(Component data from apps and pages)
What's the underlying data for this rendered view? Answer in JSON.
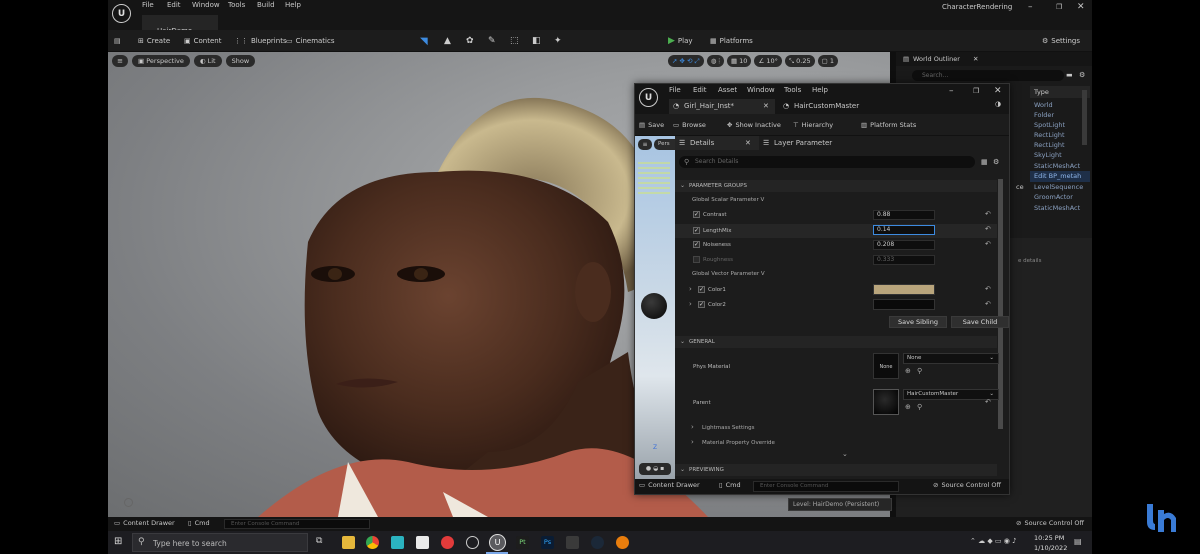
{
  "menubar": {
    "items": [
      "File",
      "Edit",
      "Window",
      "Tools",
      "Build",
      "Help"
    ],
    "level_tab": "HairDemo",
    "project": "CharacterRendering"
  },
  "toolbar": {
    "create": "Create",
    "content": "Content",
    "blueprints": "Blueprints",
    "cinematics": "Cinematics",
    "play": "Play",
    "platforms": "Platforms",
    "settings": "Settings"
  },
  "viewport": {
    "perspective": "Perspective",
    "lit": "Lit",
    "show": "Show",
    "grid_snap": "10",
    "rot_snap": "10°",
    "scale_snap": "0.25",
    "cam_speed": "1"
  },
  "outliner": {
    "title": "World Outliner",
    "search_placeholder": "Search...",
    "type_header": "Type",
    "types": [
      "World",
      "Folder",
      "SpotLight",
      "RectLight",
      "RectLight",
      "SkyLight",
      "StaticMeshAct",
      "Edit BP_metah",
      "LevelSequence",
      "GroomActor",
      "StaticMeshAct"
    ],
    "partial_ce": "ce",
    "partial_details": "e details"
  },
  "material": {
    "menu": [
      "File",
      "Edit",
      "Asset",
      "Window",
      "Tools",
      "Help"
    ],
    "tab1": "Girl_Hair_Inst*",
    "tab2": "HairCustomMaster",
    "save": "Save",
    "browse": "Browse",
    "show_inactive": "Show Inactive",
    "hierarchy": "Hierarchy",
    "platform_stats": "Platform Stats",
    "details_tab": "Details",
    "layer_tab": "Layer Parameter",
    "search_placeholder": "Search Details",
    "preview_tab": "Pers",
    "section_param_groups": "PARAMETER GROUPS",
    "global_scalar": "Global Scalar Parameter V",
    "contrast_label": "Contrast",
    "contrast_value": "0.88",
    "lengthmix_label": "LengthMix",
    "lengthmix_value": "0.14",
    "noiseness_label": "Noiseness",
    "noiseness_value": "0.208",
    "roughness_label": "Roughness",
    "roughness_value": "0.333",
    "global_vector": "Global Vector Parameter V",
    "color1_label": "Color1",
    "color1_value": "#b9a57c",
    "color2_label": "Color2",
    "color2_value": "#0a0a0a",
    "save_sibling": "Save Sibling",
    "save_child": "Save Child",
    "section_general": "GENERAL",
    "phys_label": "Phys Material",
    "phys_thumb": "None",
    "phys_value": "None",
    "parent_label": "Parent",
    "parent_value": "HairCustomMaster",
    "lightmass": "Lightmass Settings",
    "mat_override": "Material Property Override",
    "section_previewing": "PREVIEWING",
    "content_drawer": "Content Drawer",
    "cmd": "Cmd",
    "console_placeholder": "Enter Console Command",
    "source_control": "Source Control Off",
    "level_tooltip": "Level: HairDemo (Persistent)"
  },
  "statusbar": {
    "content_drawer": "Content Drawer",
    "cmd": "Cmd",
    "console_placeholder": "Enter Console Command",
    "source_control": "Source Control Off"
  },
  "taskbar": {
    "search_placeholder": "Type here to search",
    "time": "10:25 PM",
    "date": "1/10/2022",
    "app_pt": "Pt",
    "app_ps": "Ps"
  }
}
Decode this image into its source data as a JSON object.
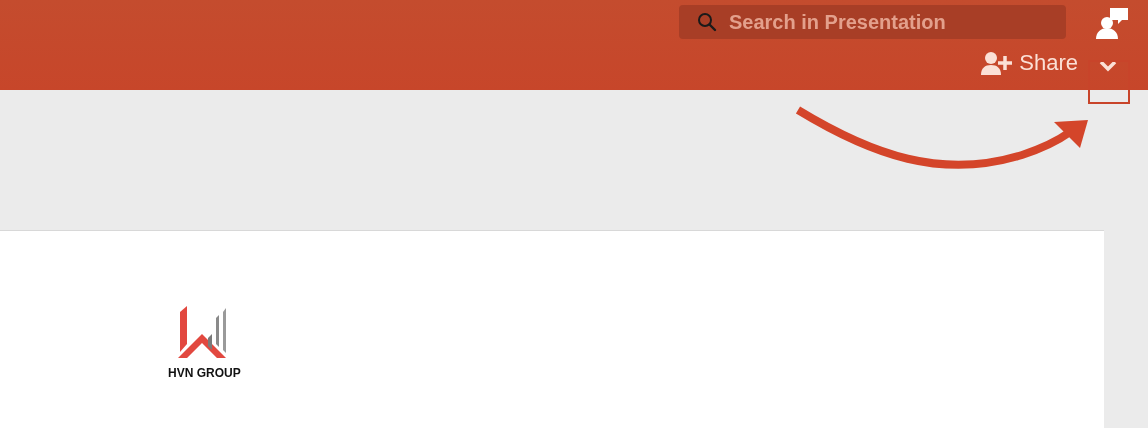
{
  "toolbar": {
    "search": {
      "placeholder": "Search in Presentation"
    },
    "share_button": {
      "label": "Share"
    }
  },
  "slide": {
    "logo_text": "HVN GROUP"
  }
}
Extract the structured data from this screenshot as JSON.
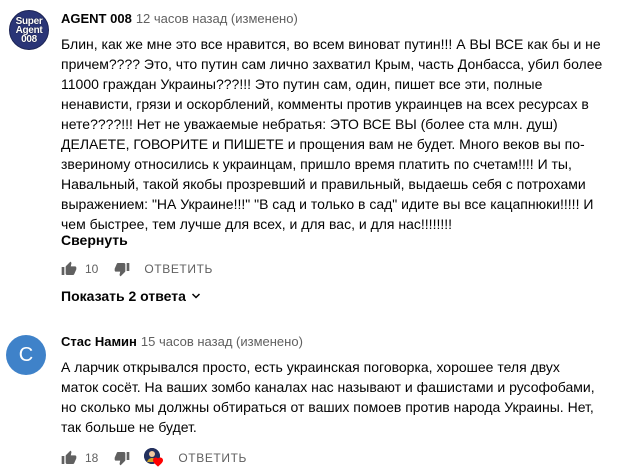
{
  "comments": [
    {
      "author": "AGENT 008",
      "time": "12 часов назад (изменено)",
      "avatar_text": [
        "Super",
        "Agent",
        "008"
      ],
      "lines": [
        "Блин, как же мне это все нравится, во всем виноват путин!!! А ВЫ ВСЕ как бы и не",
        "причем???? Это, что путин сам лично захватил Крым, часть Донбасса, убил более",
        "11000 граждан Украины???!!! Это путин сам, один, пишет все эти, полные",
        "ненависти,  грязи и оскорблений, комменты против украинцев на всех ресурсах в",
        "нете????!!! Нет не уважаемые небратья: ЭТО ВСЕ ВЫ (более ста млн. душ)",
        "ДЕЛАЕТЕ,  ГОВОРИТЕ и ПИШЕТЕ и прощения вам не будет. Много веков вы по-",
        "звериному относились к украинцам, пришло время платить по счетам!!!! И ты,",
        "Навальный, такой якобы прозревший и правильный, выдаешь себя с потрохами",
        "выражением: \"НА Украине!!!\" \"В сад и только в сад\" идите вы все кацапнюки!!!!! И",
        "чем быстрее, тем лучше для всех, и для вас, и для нас!!!!!!!!"
      ],
      "collapse_label": "Свернуть",
      "likes": "10",
      "reply_label": "ОТВЕТИТЬ",
      "show_replies_label": "Показать 2 ответа"
    },
    {
      "author": "Стас Намин",
      "time": "15 часов назад (изменено)",
      "avatar_letter": "С",
      "lines": [
        "А ларчик открывался просто, есть украинская поговорка, хорошее теля двух",
        "маток сосёт. На ваших зомбо каналах нас называют и фашистами и русофобами,",
        "но сколько мы должны обтираться от ваших помоев против народа Украины. Нет,",
        "так больше не будет."
      ],
      "likes": "18",
      "reply_label": "ОТВЕТИТЬ"
    }
  ],
  "colors": {
    "text": "#030303",
    "secondary": "#606060",
    "avatar_blue": "#3f82c9",
    "heart": "#ff0000"
  }
}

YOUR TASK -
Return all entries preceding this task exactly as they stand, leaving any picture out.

FINAL ANSWER -
What's the underlying data for this rendered view? Answer in JSON.
{
  "menubar": {
    "items": [
      "File",
      "Edit",
      "Window",
      "Tools",
      "Build",
      "Help"
    ],
    "level_tab": "HairDemo",
    "project": "CharacterRendering"
  },
  "toolbar": {
    "create": "Create",
    "content": "Content",
    "blueprints": "Blueprints",
    "cinematics": "Cinematics",
    "play": "Play",
    "platforms": "Platforms",
    "settings": "Settings"
  },
  "viewport": {
    "perspective": "Perspective",
    "lit": "Lit",
    "show": "Show",
    "grid_snap": "10",
    "rot_snap": "10°",
    "scale_snap": "0.25",
    "cam_speed": "1"
  },
  "outliner": {
    "title": "World Outliner",
    "search_placeholder": "Search...",
    "type_header": "Type",
    "types": [
      "World",
      "Folder",
      "SpotLight",
      "RectLight",
      "RectLight",
      "SkyLight",
      "StaticMeshAct",
      "Edit BP_metah",
      "LevelSequence",
      "GroomActor",
      "StaticMeshAct"
    ],
    "partial_ce": "ce",
    "partial_details": "e details"
  },
  "material": {
    "menu": [
      "File",
      "Edit",
      "Asset",
      "Window",
      "Tools",
      "Help"
    ],
    "tab1": "Girl_Hair_Inst*",
    "tab2": "HairCustomMaster",
    "save": "Save",
    "browse": "Browse",
    "show_inactive": "Show Inactive",
    "hierarchy": "Hierarchy",
    "platform_stats": "Platform Stats",
    "details_tab": "Details",
    "layer_tab": "Layer Parameter",
    "search_placeholder": "Search Details",
    "preview_tab": "Pers",
    "section_param_groups": "PARAMETER GROUPS",
    "global_scalar": "Global Scalar Parameter V",
    "contrast_label": "Contrast",
    "contrast_value": "0.88",
    "lengthmix_label": "LengthMix",
    "lengthmix_value": "0.14",
    "noiseness_label": "Noiseness",
    "noiseness_value": "0.208",
    "roughness_label": "Roughness",
    "roughness_value": "0.333",
    "global_vector": "Global Vector Parameter V",
    "color1_label": "Color1",
    "color1_value": "#b9a57c",
    "color2_label": "Color2",
    "color2_value": "#0a0a0a",
    "save_sibling": "Save Sibling",
    "save_child": "Save Child",
    "section_general": "GENERAL",
    "phys_label": "Phys Material",
    "phys_thumb": "None",
    "phys_value": "None",
    "parent_label": "Parent",
    "parent_value": "HairCustomMaster",
    "lightmass": "Lightmass Settings",
    "mat_override": "Material Property Override",
    "section_previewing": "PREVIEWING",
    "content_drawer": "Content Drawer",
    "cmd": "Cmd",
    "console_placeholder": "Enter Console Command",
    "source_control": "Source Control Off",
    "level_tooltip": "Level: HairDemo (Persistent)"
  },
  "statusbar": {
    "content_drawer": "Content Drawer",
    "cmd": "Cmd",
    "console_placeholder": "Enter Console Command",
    "source_control": "Source Control Off"
  },
  "taskbar": {
    "search_placeholder": "Type here to search",
    "time": "10:25 PM",
    "date": "1/10/2022",
    "app_pt": "Pt",
    "app_ps": "Ps"
  }
}
Decode this image into its source data as a JSON object.
{
  "toolbar": {
    "search": {
      "placeholder": "Search in Presentation"
    },
    "share_button": {
      "label": "Share"
    }
  },
  "slide": {
    "logo_text": "HVN GROUP"
  }
}
Extract the structured data from this screenshot as JSON.
{
  "comments": [
    {
      "author": "AGENT 008",
      "time": "12 часов назад (изменено)",
      "avatar_text": [
        "Super",
        "Agent",
        "008"
      ],
      "lines": [
        "Блин, как же мне это все нравится, во всем виноват путин!!! А ВЫ ВСЕ как бы и не",
        "причем???? Это, что путин сам лично захватил Крым, часть Донбасса, убил более",
        "11000 граждан Украины???!!! Это путин сам, один, пишет все эти, полные",
        "ненависти,  грязи и оскорблений, комменты против украинцев на всех ресурсах в",
        "нете????!!! Нет не уважаемые небратья: ЭТО ВСЕ ВЫ (более ста млн. душ)",
        "ДЕЛАЕТЕ,  ГОВОРИТЕ и ПИШЕТЕ и прощения вам не будет. Много веков вы по-",
        "звериному относились к украинцам, пришло время платить по счетам!!!! И ты,",
        "Навальный, такой якобы прозревший и правильный, выдаешь себя с потрохами",
        "выражением: \"НА Украине!!!\" \"В сад и только в сад\" идите вы все кацапнюки!!!!! И",
        "чем быстрее, тем лучше для всех, и для вас, и для нас!!!!!!!!"
      ],
      "collapse_label": "Свернуть",
      "likes": "10",
      "reply_label": "ОТВЕТИТЬ",
      "show_replies_label": "Показать 2 ответа"
    },
    {
      "author": "Стас Намин",
      "time": "15 часов назад (изменено)",
      "avatar_letter": "С",
      "lines": [
        "А ларчик открывался просто, есть украинская поговорка, хорошее теля двух",
        "маток сосёт. На ваших зомбо каналах нас называют и фашистами и русофобами,",
        "но сколько мы должны обтираться от ваших помоев против народа Украины. Нет,",
        "так больше не будет."
      ],
      "likes": "18",
      "reply_label": "ОТВЕТИТЬ"
    }
  ],
  "colors": {
    "text": "#030303",
    "secondary": "#606060",
    "avatar_blue": "#3f82c9",
    "heart": "#ff0000"
  }
}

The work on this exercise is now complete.